This is real security
Zbigniew Brzezinski, a prominent political scientist, recently wrote an interesting article in Washington Post - Terrorized by 'War on Terror' (How a Three-Word Mantra Has Undermined America). It's an analysis of the recent change in American mentality and a worthwhile reading. But there's something that Dr. Brzezinski gets just wrong:
Just last week, here in Washington, on my way to visit a journalistic office, I had to pass through one of the absurd "security checks" that have proliferated in almost all the privately owned office buildings in this capital -- and in New York City. A uniformed guard required me to fill out a form, show an I.D. and in this case explain in writing the purpose of my visit. Would a visiting terrorist indicate in writing that the purpose is "to blow up the building"? Would the guard be able to arrest such a self-confessing, would-be suicide bomber? To make matters more absurd, large department stores, with their crowds of shoppers, do not have any comparable procedures. Nor do concert halls or movie theaters. Yet such "security" procedures have become routine, wasting hundreds of millions of dollars and further contributing to a siege mentality.
An apparent failure to apply Occam's razor. The war on terror isn't the reason for screening visitors to the office buildings. It's a layer of physical security that exists to protect private property.
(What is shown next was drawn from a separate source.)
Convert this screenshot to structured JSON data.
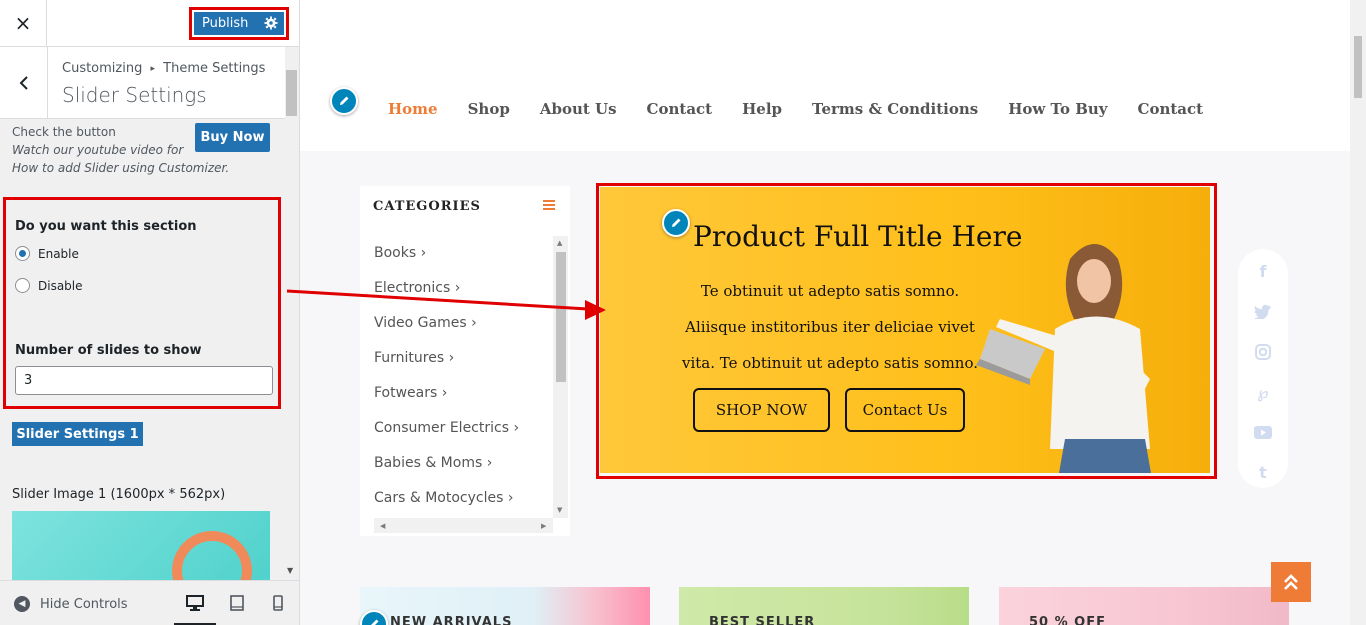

It makes computer and office equipment theft, a universal problem in such environments, harder. Therefore the checks aren't all absurd.
And producing an ID isn't necessary. Such requirements can be (and sometimes should be) successfully challenged. Here's How To Fly Without ID. That works. Similarly, if you're invited to a meeting, you don't have to prove your right (or permission) to attend. That's not like crossing border of a foreign country.
Don't confuse real security for stupid security. There is a fine line between the two.